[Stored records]
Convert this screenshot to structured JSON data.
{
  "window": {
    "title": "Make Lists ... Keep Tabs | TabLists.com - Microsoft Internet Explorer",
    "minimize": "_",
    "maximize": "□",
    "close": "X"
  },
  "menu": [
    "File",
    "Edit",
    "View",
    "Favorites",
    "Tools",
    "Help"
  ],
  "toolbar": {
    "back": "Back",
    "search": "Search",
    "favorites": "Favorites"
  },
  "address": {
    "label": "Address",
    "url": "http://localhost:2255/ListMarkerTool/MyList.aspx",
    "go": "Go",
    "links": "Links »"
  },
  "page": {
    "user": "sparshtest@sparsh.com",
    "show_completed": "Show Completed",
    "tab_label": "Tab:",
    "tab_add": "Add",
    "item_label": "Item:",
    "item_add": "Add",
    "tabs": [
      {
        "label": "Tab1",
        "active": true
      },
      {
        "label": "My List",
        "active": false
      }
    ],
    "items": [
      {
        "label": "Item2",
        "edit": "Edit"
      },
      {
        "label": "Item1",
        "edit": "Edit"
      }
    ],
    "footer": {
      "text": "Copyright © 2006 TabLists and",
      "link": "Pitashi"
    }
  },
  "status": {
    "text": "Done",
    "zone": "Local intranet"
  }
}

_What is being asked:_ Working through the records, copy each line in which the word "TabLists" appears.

_Solution:_
    "title": "Make Lists ... Keep Tabs | TabLists.com - Microsoft Internet Explorer",
      "text": "Copyright © 2006 TabLists and",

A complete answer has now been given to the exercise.